- [Prompt] An exact repetition of the data is required; no picture should appear in it.

- [Material for this exercise]
((
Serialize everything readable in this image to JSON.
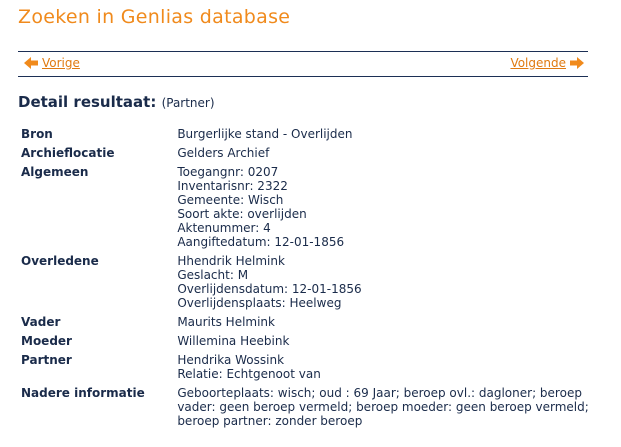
{
  "page": {
    "title": "Zoeken in Genlias database"
  },
  "nav": {
    "prev_label": "Vorige",
    "next_label": "Volgende",
    "prev_icon": "arrow-left-icon",
    "next_icon": "arrow-right-icon",
    "accent_color": "#f08a1c"
  },
  "result": {
    "heading": "Detail resultaat:",
    "subtitle": "(Partner)"
  },
  "details": [
    {
      "label": "Bron",
      "lines": [
        "Burgerlijke stand - Overlijden"
      ]
    },
    {
      "label": "Archieflocatie",
      "lines": [
        "Gelders Archief"
      ]
    },
    {
      "label": "Algemeen",
      "lines": [
        "Toegangnr: 0207",
        "Inventarisnr: 2322",
        "Gemeente: Wisch",
        "Soort akte: overlijden",
        "Aktenummer: 4",
        "Aangiftedatum: 12-01-1856"
      ]
    },
    {
      "label": "Overledene",
      "lines": [
        "Hhendrik Helmink",
        "Geslacht: M",
        "Overlijdensdatum: 12-01-1856",
        "Overlijdensplaats: Heelweg"
      ]
    },
    {
      "label": "Vader",
      "lines": [
        "Maurits Helmink"
      ]
    },
    {
      "label": "Moeder",
      "lines": [
        "Willemina Heebink"
      ]
    },
    {
      "label": "Partner",
      "lines": [
        "Hendrika Wossink",
        "Relatie: Echtgenoot van"
      ]
    },
    {
      "label": "Nadere informatie",
      "text": "Geboorteplaats: wisch; oud : 69 Jaar; beroep ovl.: dagloner; beroep vader: geen beroep vermeld; beroep moeder: geen beroep vermeld; beroep partner: zonder beroep"
    }
  ]
}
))
- [Answer to the problem]
Serialize everything readable in this image to JSON.
{
  "page": {
    "title": "Zoeken in Genlias database"
  },
  "nav": {
    "prev_label": "Vorige",
    "next_label": "Volgende",
    "prev_icon": "arrow-left-icon",
    "next_icon": "arrow-right-icon",
    "accent_color": "#f08a1c"
  },
  "result": {
    "heading": "Detail resultaat:",
    "subtitle": "(Partner)"
  },
  "details": [
    {
      "label": "Bron",
      "lines": [
        "Burgerlijke stand - Overlijden"
      ]
    },
    {
      "label": "Archieflocatie",
      "lines": [
        "Gelders Archief"
      ]
    },
    {
      "label": "Algemeen",
      "lines": [
        "Toegangnr: 0207",
        "Inventarisnr: 2322",
        "Gemeente: Wisch",
        "Soort akte: overlijden",
        "Aktenummer: 4",
        "Aangiftedatum: 12-01-1856"
      ]
    },
    {
      "label": "Overledene",
      "lines": [
        "Hhendrik Helmink",
        "Geslacht: M",
        "Overlijdensdatum: 12-01-1856",
        "Overlijdensplaats: Heelweg"
      ]
    },
    {
      "label": "Vader",
      "lines": [
        "Maurits Helmink"
      ]
    },
    {
      "label": "Moeder",
      "lines": [
        "Willemina Heebink"
      ]
    },
    {
      "label": "Partner",
      "lines": [
        "Hendrika Wossink",
        "Relatie: Echtgenoot van"
      ]
    },
    {
      "label": "Nadere informatie",
      "text": "Geboorteplaats: wisch; oud : 69 Jaar; beroep ovl.: dagloner; beroep vader: geen beroep vermeld; beroep moeder: geen beroep vermeld; beroep partner: zonder beroep"
    }
  ]
}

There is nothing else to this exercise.